+++ Provided data +++

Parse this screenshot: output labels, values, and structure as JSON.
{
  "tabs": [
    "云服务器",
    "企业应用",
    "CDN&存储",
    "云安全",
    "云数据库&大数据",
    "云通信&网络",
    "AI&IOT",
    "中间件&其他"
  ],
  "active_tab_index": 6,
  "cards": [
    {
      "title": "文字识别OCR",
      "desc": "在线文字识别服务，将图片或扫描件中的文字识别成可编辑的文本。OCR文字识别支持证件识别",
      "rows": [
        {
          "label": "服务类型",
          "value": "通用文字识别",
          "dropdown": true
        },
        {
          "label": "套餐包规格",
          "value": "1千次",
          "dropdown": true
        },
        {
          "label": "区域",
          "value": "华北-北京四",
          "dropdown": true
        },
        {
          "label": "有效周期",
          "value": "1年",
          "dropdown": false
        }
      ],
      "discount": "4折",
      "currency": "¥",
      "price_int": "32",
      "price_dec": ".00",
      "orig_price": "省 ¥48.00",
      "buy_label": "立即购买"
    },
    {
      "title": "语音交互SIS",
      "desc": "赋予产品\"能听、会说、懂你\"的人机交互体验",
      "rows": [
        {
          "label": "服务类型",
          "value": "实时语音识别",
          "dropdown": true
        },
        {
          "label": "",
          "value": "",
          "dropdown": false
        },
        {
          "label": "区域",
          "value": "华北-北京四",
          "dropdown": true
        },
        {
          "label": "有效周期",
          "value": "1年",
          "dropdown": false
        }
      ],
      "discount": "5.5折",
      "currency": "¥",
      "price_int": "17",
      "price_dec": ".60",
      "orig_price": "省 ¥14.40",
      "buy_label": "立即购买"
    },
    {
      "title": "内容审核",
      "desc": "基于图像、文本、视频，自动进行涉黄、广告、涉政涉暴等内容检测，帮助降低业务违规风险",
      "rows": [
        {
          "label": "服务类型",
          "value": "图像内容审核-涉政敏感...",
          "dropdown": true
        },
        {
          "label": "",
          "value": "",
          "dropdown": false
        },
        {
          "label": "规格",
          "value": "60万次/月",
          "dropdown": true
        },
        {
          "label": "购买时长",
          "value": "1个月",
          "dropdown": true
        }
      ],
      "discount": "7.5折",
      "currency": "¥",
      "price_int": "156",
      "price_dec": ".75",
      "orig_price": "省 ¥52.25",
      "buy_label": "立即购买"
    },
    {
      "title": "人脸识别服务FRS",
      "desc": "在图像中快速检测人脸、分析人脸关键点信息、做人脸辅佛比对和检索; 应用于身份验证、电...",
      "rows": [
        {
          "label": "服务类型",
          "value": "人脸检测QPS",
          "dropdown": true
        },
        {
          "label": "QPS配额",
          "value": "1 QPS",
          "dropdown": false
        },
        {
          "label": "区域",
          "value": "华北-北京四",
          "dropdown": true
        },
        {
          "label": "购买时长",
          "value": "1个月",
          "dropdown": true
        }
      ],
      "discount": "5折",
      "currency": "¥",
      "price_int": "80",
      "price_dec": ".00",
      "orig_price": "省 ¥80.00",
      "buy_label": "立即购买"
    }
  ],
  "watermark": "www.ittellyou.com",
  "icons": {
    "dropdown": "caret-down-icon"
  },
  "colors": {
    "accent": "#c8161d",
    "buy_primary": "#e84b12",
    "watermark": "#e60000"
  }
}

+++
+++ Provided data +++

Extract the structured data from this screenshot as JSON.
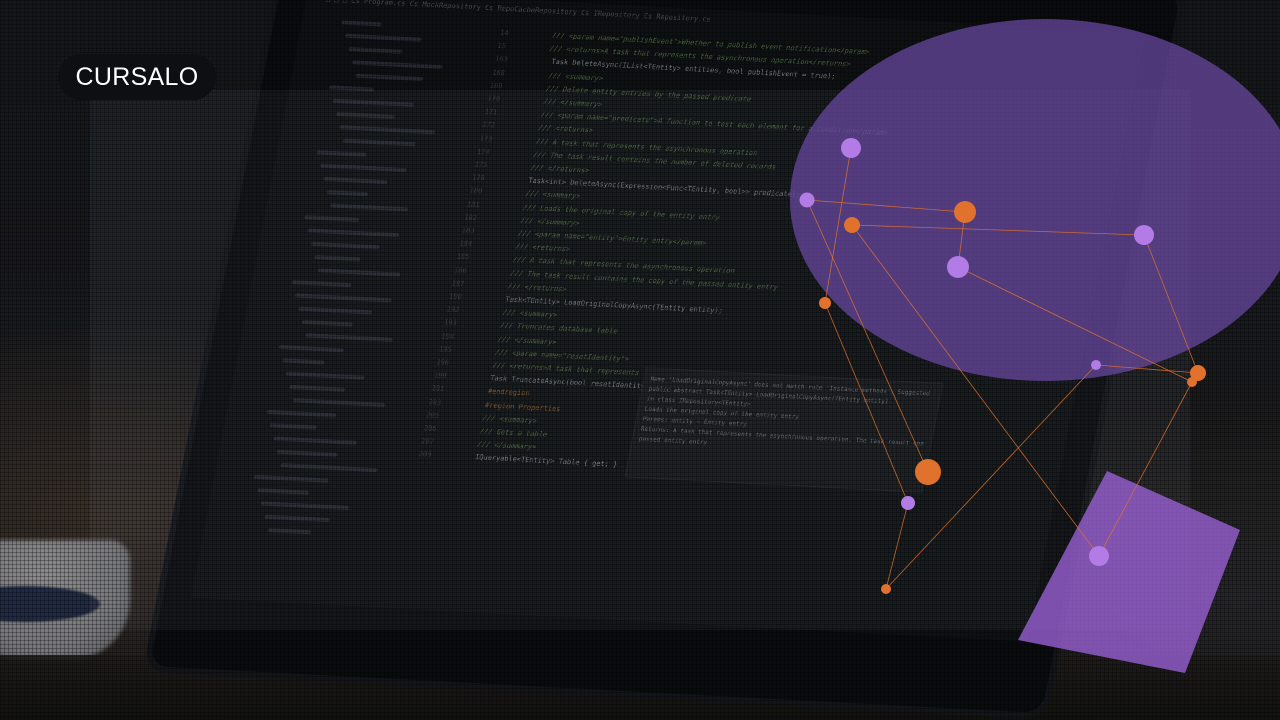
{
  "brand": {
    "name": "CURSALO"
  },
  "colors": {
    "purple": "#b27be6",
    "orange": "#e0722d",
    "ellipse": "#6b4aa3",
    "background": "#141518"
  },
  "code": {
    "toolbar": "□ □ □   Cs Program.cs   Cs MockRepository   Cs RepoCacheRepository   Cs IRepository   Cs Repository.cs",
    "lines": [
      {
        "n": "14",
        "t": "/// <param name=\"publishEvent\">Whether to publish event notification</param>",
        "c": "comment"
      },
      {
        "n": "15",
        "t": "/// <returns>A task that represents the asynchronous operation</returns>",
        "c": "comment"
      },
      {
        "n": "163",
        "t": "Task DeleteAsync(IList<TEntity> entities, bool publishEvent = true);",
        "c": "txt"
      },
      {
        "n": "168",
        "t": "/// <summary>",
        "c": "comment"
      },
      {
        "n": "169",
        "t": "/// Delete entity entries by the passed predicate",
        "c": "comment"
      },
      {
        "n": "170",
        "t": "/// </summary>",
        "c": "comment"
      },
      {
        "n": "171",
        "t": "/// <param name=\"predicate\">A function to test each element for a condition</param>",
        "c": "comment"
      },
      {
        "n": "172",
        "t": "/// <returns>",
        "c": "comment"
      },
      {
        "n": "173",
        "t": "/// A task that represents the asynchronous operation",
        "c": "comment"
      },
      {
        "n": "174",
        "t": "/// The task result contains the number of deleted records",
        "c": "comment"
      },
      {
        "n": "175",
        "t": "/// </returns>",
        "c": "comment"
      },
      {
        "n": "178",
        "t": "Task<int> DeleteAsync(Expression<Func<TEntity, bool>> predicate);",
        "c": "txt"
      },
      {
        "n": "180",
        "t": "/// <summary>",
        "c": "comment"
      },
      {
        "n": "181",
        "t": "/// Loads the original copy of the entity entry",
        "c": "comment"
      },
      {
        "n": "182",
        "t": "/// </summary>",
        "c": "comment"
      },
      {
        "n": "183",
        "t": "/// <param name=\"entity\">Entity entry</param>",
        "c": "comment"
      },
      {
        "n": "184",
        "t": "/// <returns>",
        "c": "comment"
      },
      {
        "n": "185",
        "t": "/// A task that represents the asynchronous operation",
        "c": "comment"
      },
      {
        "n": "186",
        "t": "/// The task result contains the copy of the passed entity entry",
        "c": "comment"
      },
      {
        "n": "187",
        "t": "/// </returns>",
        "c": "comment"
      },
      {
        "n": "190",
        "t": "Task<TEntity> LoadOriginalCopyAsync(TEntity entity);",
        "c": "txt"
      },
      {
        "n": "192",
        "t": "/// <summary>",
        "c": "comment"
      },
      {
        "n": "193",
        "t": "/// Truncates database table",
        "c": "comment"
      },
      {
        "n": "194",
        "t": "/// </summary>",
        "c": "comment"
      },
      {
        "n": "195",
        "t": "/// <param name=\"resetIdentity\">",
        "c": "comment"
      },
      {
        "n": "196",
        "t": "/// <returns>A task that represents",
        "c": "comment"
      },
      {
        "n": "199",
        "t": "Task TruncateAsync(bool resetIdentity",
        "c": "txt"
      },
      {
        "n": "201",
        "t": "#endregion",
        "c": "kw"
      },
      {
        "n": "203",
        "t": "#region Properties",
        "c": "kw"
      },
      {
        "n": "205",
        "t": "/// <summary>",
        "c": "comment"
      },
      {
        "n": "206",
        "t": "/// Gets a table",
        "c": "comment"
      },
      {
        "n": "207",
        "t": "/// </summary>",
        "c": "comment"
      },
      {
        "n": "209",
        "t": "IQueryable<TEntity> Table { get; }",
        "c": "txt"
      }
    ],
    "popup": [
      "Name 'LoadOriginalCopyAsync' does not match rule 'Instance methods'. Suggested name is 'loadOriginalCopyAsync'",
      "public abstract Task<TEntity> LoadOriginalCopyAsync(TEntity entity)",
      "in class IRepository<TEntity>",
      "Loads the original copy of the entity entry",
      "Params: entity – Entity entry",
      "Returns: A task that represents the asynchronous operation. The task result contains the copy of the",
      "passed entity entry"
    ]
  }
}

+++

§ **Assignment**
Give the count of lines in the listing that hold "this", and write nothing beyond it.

§ **Reply**
2